Information given:
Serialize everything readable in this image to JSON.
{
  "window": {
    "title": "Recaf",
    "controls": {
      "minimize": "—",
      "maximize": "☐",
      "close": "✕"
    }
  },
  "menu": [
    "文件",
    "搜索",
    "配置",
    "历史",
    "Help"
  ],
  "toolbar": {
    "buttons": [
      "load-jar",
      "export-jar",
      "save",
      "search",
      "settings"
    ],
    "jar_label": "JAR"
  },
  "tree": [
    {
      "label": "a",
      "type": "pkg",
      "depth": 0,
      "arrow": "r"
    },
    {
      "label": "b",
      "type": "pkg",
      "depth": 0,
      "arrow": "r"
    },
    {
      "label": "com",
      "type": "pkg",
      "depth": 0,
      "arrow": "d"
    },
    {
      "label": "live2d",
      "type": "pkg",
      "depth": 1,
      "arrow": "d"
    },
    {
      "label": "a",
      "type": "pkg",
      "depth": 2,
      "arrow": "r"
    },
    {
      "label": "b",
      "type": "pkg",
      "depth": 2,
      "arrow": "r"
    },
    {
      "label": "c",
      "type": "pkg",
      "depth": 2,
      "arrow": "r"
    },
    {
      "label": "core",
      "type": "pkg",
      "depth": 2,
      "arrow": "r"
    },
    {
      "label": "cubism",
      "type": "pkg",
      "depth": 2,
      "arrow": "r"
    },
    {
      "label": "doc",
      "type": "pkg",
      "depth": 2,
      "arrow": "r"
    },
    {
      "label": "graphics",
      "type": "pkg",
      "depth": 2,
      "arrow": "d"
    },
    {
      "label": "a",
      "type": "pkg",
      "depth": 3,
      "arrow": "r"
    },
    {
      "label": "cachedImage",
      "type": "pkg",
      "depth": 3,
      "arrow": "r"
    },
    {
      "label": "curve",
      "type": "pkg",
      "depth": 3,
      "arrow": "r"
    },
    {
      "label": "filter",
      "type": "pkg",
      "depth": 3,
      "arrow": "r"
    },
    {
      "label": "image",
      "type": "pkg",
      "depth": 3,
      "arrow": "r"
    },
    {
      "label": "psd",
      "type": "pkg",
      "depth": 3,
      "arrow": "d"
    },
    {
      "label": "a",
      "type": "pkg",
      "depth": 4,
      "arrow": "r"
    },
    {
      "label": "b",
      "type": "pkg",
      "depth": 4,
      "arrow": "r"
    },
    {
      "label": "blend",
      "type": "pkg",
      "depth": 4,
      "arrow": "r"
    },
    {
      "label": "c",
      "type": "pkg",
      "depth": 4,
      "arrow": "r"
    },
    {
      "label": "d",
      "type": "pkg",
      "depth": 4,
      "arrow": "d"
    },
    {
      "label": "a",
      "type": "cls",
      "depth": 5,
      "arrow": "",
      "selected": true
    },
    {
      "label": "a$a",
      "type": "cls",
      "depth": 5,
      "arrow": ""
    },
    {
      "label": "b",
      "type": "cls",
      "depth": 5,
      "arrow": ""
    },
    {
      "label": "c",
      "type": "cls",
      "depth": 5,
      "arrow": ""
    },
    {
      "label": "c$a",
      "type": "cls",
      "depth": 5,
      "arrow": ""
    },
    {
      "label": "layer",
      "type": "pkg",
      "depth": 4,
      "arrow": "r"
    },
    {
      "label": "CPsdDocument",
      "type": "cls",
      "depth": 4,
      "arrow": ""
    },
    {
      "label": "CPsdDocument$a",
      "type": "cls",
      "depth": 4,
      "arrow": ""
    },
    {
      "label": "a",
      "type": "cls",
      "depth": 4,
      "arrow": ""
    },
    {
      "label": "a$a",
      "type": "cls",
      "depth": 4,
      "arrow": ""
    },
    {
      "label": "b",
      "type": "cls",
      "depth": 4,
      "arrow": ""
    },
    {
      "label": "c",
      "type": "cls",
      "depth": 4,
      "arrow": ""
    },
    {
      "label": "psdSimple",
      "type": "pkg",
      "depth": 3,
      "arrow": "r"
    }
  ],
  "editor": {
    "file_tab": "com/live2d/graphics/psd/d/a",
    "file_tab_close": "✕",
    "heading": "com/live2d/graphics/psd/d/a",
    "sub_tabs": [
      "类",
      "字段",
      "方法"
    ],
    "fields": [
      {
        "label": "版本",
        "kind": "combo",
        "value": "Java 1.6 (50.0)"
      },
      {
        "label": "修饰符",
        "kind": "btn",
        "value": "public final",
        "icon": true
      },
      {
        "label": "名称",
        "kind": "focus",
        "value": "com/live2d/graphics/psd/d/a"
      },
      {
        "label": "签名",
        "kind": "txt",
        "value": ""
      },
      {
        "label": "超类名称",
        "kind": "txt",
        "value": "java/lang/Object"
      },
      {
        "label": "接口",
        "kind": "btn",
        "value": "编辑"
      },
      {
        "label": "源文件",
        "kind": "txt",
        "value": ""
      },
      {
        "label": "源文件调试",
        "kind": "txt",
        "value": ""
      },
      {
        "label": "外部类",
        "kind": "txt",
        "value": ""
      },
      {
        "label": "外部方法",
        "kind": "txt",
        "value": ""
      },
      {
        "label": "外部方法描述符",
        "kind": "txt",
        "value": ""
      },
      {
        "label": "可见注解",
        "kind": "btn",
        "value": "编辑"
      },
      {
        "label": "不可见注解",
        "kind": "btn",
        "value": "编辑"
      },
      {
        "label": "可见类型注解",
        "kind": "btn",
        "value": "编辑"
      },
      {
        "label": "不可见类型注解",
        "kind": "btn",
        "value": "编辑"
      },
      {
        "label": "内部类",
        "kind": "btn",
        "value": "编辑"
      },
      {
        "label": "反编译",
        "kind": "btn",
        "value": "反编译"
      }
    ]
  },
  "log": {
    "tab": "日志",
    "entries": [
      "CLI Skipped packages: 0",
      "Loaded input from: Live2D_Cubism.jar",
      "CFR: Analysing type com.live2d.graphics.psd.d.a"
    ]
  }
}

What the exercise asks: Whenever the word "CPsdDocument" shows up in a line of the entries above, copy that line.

Output below:
      "label": "CPsdDocument",
      "label": "CPsdDocument$a",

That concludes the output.